Maryland only led the UMES Hawks by six points at halftime, but a quick run after halftime gave the Terps enough cushion to coast to an easy victory. In the first three minutes of the second half, Maryland rattled off a 15-4 run, which essentially ended any chance for an upset.
Fans have every reason to be concerned about the team not putting together a full 40 minutes. A small halftime lead against the weakest opponent on the schedule never looks great. However, a closer look shows that the victory was never truly in doubt.
Maryland's offensive execution against the UMES zone consistently led to open shots, and it was a matter of cold shooting that made the first half appear worse than it really was. In the first half, the Terps shot 4-for-12 (33 percent) from beyond the arc. In the second half, that figure jumped to 6-for-9 (67 percent).
In the clips below, you'll see that the zone offense wasn't appreciably different in its execution. Maryland had good looks in both halves. It was a simple matter of shots finally dropping that tipped the scales and busted the zone.

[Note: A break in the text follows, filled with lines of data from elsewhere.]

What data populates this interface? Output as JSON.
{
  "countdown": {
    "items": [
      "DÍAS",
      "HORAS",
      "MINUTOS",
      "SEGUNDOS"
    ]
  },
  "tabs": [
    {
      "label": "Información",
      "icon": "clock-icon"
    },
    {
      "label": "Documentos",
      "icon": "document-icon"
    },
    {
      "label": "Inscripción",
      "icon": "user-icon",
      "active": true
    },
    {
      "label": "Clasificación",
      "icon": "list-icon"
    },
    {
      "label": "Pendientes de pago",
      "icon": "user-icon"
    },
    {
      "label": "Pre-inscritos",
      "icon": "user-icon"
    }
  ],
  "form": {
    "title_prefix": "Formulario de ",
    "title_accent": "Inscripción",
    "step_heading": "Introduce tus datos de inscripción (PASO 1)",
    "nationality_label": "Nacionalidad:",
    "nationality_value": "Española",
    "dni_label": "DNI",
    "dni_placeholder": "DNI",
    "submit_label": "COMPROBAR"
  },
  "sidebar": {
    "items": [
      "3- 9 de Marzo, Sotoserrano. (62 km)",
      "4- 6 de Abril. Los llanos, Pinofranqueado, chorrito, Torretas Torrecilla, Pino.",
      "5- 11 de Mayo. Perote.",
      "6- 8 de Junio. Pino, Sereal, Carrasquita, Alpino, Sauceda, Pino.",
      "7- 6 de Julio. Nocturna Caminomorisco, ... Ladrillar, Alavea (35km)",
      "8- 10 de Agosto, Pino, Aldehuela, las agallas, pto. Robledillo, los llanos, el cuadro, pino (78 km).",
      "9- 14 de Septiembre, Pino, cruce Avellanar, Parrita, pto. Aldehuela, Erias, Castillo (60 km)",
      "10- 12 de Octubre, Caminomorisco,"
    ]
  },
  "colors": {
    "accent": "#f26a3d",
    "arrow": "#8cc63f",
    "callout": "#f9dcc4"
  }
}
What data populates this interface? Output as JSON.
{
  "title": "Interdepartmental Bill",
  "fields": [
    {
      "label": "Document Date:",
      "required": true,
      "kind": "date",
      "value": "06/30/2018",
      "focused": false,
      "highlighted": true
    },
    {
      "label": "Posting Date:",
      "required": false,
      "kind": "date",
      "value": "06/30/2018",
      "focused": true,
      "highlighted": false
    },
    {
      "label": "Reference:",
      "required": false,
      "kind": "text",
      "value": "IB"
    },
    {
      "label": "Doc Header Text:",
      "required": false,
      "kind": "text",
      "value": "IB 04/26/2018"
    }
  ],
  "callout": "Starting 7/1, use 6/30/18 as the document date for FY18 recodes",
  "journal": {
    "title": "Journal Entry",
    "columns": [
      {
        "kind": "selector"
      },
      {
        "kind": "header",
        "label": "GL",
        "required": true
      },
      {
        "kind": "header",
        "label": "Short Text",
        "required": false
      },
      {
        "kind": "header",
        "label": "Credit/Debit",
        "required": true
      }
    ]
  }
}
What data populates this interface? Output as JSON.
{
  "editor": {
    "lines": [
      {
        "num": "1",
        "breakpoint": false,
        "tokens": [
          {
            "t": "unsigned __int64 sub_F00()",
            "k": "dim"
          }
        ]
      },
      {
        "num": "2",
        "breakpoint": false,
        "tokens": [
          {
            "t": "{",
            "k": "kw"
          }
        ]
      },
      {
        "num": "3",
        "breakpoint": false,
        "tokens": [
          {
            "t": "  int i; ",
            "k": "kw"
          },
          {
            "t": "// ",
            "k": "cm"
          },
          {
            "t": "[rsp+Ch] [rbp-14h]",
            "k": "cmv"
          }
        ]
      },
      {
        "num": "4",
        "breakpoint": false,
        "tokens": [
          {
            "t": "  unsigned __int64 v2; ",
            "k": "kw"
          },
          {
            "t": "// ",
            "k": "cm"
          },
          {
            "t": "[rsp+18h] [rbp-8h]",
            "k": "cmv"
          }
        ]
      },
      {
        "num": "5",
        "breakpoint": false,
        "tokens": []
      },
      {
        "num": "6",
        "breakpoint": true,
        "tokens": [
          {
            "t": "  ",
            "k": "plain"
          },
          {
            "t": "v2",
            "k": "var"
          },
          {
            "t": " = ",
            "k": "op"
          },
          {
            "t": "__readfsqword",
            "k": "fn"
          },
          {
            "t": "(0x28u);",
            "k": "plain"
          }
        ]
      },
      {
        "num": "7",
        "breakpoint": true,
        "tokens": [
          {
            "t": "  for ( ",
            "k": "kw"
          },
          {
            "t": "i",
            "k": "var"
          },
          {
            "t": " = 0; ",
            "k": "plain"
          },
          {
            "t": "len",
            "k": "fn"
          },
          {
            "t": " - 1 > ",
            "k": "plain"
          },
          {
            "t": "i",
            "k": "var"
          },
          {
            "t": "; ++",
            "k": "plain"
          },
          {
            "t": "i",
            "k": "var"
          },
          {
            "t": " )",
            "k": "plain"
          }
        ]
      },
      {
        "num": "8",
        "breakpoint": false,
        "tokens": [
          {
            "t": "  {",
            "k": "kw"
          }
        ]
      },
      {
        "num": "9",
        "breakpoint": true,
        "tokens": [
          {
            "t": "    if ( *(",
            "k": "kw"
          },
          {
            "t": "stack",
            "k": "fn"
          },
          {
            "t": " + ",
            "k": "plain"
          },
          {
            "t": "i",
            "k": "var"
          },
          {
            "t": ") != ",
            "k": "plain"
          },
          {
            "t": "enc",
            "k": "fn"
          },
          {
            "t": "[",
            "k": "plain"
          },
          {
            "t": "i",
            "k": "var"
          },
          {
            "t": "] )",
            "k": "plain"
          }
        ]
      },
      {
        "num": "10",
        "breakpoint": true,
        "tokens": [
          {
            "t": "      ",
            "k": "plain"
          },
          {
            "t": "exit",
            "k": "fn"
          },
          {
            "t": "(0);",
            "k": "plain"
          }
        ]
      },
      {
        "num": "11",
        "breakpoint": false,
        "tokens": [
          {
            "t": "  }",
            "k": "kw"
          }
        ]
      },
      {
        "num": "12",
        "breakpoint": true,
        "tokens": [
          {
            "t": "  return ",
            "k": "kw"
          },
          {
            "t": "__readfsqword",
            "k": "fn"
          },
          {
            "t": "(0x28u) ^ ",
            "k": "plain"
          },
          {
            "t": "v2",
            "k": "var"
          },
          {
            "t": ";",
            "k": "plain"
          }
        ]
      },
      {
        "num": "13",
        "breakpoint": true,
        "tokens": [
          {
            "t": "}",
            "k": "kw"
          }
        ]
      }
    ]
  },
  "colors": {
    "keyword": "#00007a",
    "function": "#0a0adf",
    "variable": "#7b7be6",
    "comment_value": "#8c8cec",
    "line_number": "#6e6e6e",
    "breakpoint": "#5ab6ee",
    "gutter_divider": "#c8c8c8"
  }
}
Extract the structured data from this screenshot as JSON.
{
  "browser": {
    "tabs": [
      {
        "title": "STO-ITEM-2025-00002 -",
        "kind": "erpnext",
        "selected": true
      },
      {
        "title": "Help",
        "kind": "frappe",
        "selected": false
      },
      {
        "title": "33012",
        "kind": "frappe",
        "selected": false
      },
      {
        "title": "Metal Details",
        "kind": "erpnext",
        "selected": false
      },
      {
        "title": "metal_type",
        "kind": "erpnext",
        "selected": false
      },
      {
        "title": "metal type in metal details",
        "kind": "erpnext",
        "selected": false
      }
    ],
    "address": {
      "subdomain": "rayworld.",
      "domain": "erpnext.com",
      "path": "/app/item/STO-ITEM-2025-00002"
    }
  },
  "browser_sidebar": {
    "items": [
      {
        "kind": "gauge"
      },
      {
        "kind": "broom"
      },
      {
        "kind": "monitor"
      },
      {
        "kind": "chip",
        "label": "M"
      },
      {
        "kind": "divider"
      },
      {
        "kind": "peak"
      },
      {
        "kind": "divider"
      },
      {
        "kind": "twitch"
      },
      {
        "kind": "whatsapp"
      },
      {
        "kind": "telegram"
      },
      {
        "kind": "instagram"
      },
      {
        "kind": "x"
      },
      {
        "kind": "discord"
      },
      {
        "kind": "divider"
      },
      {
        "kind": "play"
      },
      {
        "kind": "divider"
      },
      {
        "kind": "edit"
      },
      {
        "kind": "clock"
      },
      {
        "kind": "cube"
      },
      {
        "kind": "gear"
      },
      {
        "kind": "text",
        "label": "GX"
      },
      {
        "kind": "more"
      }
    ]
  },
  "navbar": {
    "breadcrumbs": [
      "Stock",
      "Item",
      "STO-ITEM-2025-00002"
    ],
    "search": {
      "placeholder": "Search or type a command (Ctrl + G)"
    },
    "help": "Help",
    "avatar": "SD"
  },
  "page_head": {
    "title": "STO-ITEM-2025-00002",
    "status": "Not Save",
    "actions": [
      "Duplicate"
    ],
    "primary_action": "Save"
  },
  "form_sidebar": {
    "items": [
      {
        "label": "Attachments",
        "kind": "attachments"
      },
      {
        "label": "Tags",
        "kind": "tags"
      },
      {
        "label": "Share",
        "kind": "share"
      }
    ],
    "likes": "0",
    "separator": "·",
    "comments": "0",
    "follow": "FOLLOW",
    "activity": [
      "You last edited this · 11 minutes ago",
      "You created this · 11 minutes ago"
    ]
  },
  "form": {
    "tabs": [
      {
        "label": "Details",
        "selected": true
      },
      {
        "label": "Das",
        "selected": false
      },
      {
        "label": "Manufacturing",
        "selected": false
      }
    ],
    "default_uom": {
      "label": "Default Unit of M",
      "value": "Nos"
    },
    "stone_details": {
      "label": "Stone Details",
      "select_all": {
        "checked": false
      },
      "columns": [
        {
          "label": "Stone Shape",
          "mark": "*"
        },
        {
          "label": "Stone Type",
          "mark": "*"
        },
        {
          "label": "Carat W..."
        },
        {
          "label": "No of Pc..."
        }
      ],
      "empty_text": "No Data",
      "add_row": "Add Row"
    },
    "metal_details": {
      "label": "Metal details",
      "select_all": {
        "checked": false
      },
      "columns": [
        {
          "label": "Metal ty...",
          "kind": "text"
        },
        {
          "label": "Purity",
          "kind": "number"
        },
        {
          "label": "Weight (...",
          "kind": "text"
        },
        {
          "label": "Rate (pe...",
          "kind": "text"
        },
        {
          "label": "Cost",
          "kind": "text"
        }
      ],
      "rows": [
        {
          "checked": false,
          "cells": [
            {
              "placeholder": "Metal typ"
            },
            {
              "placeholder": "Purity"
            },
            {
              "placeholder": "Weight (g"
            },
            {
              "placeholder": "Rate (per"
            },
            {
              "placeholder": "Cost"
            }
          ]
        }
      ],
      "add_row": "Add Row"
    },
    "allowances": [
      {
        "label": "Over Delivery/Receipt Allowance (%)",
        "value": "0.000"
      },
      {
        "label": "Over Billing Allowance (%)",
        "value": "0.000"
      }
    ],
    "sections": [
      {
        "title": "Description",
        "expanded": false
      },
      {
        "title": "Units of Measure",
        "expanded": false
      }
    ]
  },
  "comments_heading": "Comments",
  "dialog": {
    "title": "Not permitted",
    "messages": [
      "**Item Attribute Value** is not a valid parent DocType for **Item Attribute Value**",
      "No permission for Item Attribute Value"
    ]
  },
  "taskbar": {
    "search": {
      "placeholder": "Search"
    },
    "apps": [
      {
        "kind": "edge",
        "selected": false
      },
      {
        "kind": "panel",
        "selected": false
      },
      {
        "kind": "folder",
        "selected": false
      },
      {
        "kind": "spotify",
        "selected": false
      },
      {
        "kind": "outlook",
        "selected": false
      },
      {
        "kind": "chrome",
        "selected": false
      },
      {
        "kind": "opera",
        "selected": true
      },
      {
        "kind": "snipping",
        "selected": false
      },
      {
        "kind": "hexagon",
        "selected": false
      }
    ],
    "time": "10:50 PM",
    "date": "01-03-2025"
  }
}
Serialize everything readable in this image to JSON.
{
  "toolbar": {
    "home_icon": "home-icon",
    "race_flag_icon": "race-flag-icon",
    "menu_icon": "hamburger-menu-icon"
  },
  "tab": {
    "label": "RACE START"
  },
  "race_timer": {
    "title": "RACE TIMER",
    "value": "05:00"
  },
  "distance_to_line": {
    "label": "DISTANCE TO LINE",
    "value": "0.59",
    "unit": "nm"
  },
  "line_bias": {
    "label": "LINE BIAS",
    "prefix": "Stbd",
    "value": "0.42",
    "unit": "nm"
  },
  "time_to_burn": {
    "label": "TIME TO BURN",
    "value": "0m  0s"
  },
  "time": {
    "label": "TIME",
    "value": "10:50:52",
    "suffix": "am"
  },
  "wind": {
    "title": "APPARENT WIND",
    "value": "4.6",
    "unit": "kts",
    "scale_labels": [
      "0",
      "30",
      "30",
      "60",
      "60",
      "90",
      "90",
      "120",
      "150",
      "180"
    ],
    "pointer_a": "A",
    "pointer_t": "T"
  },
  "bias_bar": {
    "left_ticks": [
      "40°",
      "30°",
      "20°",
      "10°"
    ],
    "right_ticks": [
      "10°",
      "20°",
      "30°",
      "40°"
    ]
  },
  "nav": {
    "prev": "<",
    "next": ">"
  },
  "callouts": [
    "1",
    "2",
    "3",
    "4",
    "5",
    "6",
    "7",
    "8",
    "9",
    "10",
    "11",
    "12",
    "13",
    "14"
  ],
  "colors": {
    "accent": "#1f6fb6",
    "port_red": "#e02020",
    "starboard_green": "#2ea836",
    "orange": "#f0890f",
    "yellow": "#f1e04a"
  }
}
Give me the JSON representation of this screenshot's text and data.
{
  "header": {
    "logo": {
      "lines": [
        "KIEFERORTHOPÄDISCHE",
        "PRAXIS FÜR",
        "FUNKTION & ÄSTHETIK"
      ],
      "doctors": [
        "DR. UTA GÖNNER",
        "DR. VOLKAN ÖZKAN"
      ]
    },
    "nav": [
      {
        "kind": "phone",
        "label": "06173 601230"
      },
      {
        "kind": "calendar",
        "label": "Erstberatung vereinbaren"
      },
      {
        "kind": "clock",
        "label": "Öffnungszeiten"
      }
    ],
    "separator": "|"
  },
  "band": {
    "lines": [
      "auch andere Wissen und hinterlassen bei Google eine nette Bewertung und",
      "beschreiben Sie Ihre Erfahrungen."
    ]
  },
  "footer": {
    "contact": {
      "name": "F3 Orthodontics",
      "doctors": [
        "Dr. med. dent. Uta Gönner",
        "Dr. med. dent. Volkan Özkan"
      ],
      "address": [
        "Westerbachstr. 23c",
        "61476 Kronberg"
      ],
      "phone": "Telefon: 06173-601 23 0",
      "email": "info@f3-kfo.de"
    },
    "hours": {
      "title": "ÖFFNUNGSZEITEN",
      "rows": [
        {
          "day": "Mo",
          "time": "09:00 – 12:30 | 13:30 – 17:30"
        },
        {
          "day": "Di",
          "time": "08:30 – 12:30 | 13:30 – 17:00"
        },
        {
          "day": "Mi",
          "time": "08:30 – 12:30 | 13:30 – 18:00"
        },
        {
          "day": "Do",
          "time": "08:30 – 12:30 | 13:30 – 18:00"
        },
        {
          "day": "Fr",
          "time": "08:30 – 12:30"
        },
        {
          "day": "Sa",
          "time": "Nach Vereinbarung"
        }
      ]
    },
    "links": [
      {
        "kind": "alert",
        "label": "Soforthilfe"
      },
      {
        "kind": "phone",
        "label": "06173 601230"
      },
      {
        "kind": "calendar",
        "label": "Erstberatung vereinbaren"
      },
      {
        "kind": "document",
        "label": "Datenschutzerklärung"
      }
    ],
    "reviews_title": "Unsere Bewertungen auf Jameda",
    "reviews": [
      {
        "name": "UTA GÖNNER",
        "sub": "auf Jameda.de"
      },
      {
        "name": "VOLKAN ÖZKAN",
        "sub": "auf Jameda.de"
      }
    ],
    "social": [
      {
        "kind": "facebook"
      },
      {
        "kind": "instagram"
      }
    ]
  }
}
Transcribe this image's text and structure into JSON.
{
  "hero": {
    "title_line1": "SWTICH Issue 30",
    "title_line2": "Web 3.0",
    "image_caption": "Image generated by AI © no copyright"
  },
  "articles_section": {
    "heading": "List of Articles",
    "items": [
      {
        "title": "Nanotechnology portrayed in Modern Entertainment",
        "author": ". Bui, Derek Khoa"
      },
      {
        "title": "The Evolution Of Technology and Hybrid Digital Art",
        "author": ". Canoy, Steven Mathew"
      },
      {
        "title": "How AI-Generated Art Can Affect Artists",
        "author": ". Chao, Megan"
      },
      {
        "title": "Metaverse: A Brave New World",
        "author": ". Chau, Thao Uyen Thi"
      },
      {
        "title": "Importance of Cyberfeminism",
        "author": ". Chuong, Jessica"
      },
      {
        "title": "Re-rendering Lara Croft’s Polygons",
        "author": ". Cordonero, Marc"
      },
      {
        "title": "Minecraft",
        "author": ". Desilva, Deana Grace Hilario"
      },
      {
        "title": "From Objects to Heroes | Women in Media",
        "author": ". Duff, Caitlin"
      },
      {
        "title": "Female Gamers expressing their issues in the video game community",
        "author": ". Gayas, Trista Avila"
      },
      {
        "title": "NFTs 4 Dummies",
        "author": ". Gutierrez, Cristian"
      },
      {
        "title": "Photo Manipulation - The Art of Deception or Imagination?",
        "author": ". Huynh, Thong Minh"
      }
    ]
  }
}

Here's an example of the crisp ball movement of the first half, leading to an empty possession nonetheless:
This is "Zone-Busting 101." Find the high post and go from there. If the defense collapses, kick out for an open three. If the perimeter is covered, there should be space for Robert Carter Jr. to work 1-on-1.
The other general approach is to screen the zone for dribble penetration. With a screen, Maryland can overload the zone, forcing a 3-on-2 situation. Carter neutralizes one guard defender with the pick, and then that leaves two Hawks guarding Melo Trimble's drive, Diamond Stone on the block and Rasheed Sulaimon in the corner.
Sulaimon will hit these two uncontested 3-pointers more often than not. Maryland will not shoot 33 percent from deep if it is consistently this wide open. There is absolutely no reason to fret over these results. The scheme and execution is way more important for long-term success.
Maryland did have better luck in the first half when it attacked further into the lane, rather than circling the perimeter. In the clip below, Sulaimon uses a screen to penetrate and then lob to Stone when the center steps up.
Maryland also looked for post-ups, with a big ducking in when the other forward received the ball at the top of the arc. These high-low passes did not develop into much, but Michal Cekovsky keeps the great position in the next play. After a nice skip pass from Stone, Jake Layman does not settle for the corner three. Cekovsky fakes out the defender and spins in a slick reverse layup.
Those open jumpers started dropping and sparked the critical run early in the second half. Check out the next clip where Maryland has very similar ball movement to the high post. Sulaimon does a nice job of cutting into open space, which is crucial since the ball pressure made a skip pass too difficult for Carter. Sulaimon draws the zone away from the perimeter, freeing Layman up for the triple.
Again, the high post feed starts the dominoes towards an open three-pointer. Carter has the room to square up and zip an accurate skip pass to Sulaimon. The extra pass leads to Trimble finishing off the play with a splash.
Maryland's zone offense was dangerous enough to eventually force UMES back into man-to-man later in the second half. The Terps executed the basic attacks with the high post and high ball screens, creating good looks in both periods.
Instead of focusing on the score at halftime or the winning margin, these games provide Maryland opportunities to perfect their schemes. On the offensive side, the Terps are proving to be disciplined and talented enough to bust the 2-3 or 3-2 zones they might see in the future.
Just for fun, let's end on one final zone-buster play called on Saturday. Requiring the element of surprise, Maryland can only pull this off maybe once a game. Watch Carter shove the defender in the back as a clearly illegal screen for the Layman lob.